> Task statement:
Note every line in the entries that contains the string "Generate", and copy it.
== Provided records ==
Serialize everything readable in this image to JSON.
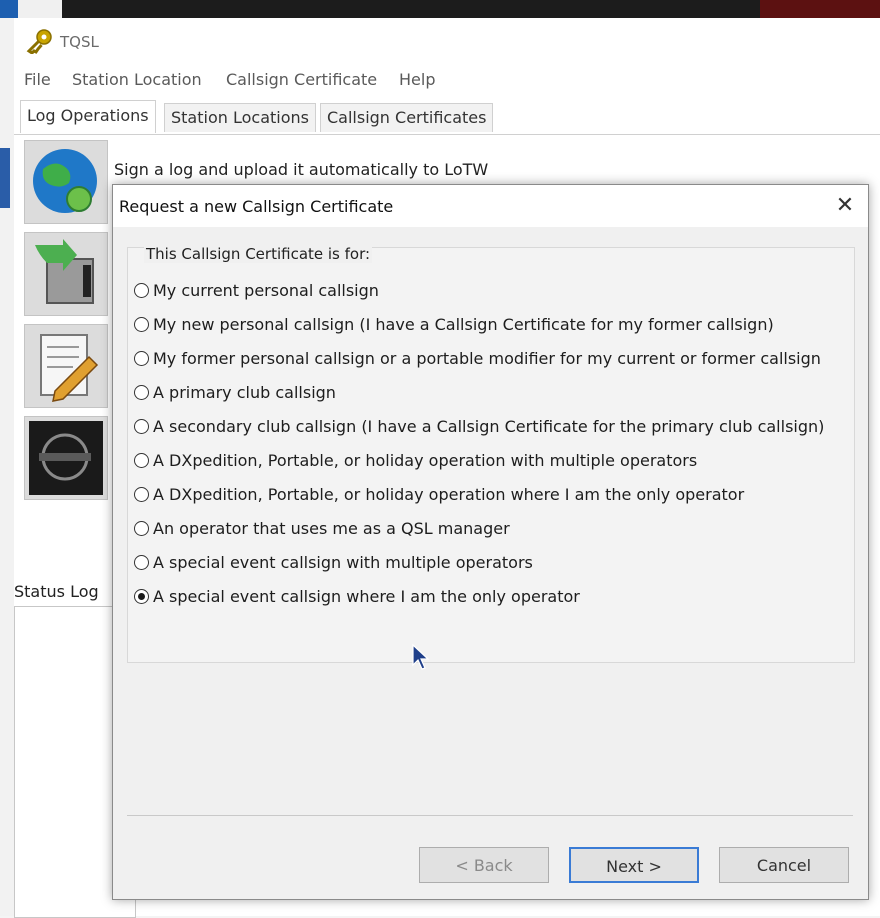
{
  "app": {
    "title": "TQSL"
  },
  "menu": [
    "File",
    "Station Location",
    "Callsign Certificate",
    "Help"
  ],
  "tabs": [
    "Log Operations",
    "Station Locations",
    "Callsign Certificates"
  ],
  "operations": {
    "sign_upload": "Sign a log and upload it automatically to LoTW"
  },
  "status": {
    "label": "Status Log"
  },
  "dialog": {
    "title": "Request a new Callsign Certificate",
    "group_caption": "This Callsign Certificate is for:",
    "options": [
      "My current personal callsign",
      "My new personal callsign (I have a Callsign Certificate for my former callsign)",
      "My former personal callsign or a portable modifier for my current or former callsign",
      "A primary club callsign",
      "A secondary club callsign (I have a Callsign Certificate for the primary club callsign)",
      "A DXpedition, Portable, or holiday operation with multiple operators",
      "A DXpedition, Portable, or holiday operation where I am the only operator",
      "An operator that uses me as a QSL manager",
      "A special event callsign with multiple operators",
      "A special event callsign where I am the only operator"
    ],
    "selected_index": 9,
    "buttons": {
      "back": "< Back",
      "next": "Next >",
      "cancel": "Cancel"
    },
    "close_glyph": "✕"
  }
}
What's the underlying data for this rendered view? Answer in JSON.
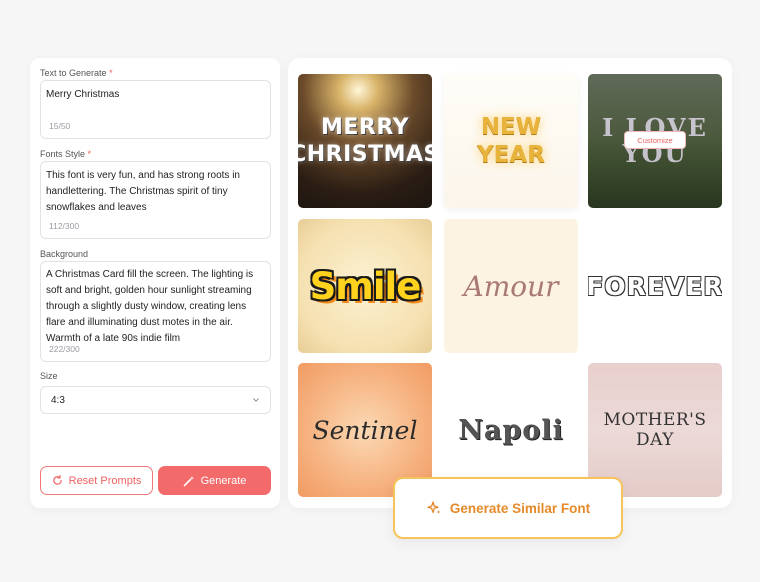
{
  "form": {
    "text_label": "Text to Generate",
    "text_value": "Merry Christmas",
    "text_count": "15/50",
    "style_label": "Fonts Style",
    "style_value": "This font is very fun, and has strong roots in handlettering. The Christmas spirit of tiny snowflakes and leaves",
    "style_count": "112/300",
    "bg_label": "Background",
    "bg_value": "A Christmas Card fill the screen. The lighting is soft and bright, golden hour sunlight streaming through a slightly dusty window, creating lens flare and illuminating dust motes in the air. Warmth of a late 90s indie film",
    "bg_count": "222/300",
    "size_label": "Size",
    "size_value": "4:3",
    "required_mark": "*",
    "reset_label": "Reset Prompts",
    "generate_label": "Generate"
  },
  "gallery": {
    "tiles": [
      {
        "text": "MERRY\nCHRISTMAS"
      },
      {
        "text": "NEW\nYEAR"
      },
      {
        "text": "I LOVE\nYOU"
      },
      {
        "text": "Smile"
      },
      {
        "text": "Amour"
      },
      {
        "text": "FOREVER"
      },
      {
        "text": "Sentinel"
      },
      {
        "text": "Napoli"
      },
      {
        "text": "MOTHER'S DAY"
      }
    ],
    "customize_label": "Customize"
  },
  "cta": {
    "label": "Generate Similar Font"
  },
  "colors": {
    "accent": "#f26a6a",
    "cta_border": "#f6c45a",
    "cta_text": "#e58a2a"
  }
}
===
> Answer space:
    "text_label": "Text to Generate",
    "generate_label": "Generate"
    "label": "Generate Similar Font"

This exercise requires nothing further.